Financial stakeholders need to know that the scenarios used by companies for climate-related risk assessment are robust and reliable. KPMG professionals therefore recommend that companies use recognized and respected scenarios developed by credible sources such as the Intergovernmental Panel on Climate Change (IPCC), the International Energy Agency (IEA) or the International Renewable Energy Association (IRENA). Using a combination of different scenarios from reputable sources adds depth to analysis.
Reporting on net zero transition
Setting carbon reduction targets aligned with global decarbonization goals shows investors that the company is in step with the global shift to a net zero economy. For example, a company may choose a deadline of 2050 or sooner to achieve net zero emissions. This is in line with what the IPCC says is necessary to limit global warming to a relatively safe level (1.5˚C). Alternatively, companies might set a “science-based” carbon reduction target in line with what is needed to achieve the goals of the Paris Agreement on Climate Change. Over 1,000 companies have adopted science-based targets to date.

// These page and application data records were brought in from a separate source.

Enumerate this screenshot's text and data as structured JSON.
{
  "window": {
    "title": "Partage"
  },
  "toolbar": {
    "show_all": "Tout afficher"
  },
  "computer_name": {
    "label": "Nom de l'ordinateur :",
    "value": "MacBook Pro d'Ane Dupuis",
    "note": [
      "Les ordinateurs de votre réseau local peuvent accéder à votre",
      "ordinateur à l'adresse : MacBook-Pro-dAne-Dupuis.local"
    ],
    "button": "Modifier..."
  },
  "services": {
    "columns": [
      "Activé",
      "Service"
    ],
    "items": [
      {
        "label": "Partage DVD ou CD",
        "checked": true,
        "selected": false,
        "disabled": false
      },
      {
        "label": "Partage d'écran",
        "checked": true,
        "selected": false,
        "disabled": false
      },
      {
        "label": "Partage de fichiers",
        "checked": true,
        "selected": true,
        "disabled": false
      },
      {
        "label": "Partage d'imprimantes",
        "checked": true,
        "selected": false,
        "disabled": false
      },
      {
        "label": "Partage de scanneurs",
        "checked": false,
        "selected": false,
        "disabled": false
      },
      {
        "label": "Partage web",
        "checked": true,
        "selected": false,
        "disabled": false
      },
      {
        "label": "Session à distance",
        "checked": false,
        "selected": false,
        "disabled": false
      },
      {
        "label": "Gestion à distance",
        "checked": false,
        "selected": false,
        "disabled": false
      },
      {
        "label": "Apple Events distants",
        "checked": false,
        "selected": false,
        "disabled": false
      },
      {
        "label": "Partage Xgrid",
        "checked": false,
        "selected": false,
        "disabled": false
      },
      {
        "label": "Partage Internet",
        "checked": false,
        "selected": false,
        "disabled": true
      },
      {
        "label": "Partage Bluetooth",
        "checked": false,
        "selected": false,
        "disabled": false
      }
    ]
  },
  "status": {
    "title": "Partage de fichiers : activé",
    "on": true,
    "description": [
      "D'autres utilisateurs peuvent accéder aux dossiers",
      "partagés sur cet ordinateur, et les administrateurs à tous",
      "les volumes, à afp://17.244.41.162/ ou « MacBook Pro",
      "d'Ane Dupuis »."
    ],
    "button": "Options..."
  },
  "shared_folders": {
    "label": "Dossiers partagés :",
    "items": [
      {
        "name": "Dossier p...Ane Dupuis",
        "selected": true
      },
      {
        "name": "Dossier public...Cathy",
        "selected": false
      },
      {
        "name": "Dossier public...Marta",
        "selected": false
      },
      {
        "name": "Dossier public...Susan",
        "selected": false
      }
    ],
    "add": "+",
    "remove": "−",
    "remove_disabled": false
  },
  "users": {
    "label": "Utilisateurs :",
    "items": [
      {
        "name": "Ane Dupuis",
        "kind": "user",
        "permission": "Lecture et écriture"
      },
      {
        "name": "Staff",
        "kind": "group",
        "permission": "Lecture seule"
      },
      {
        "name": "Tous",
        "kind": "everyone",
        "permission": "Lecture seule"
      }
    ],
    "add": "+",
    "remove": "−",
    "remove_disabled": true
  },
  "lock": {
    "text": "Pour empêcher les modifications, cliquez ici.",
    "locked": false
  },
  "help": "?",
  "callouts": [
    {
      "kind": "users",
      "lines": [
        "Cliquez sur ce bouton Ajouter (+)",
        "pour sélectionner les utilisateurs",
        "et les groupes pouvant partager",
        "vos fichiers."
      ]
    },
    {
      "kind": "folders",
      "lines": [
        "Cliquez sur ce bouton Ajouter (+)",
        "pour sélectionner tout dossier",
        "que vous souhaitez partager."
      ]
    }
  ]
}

A company’s reporting needs to explain how it will achieve its carbon reduction targets by describing the company’s decarbonization strategy. A clear strategy on carbon reduction also helps the company by enabling all divisions and functions within the business to understand and deliver their own contributions to the group target.
A company can maintain or increase investor confidence if its reporting either confirms it is on track to achieve its carbon reduction targets or is open about any dilemmas and challenges that have hindered progress. A lack of transparency can have the opposite effect by diminishing investor confidence.
Investors may view the use of an internal carbon price as a sign that a company is well prepared to manage climate-related risks and to navigate net zero transition. An internal carbon price can also signal that management understands the organization’s exposure to potential increases in external carbon prices applied by governments and is factoring it into future investment decisions. The use of an internal carbon price is especially important in high carbon sectors such as oil and gas; metals, minerals and mining; and electric utilities which are particularly exposed to carbon reduction policies and external carbon pricing.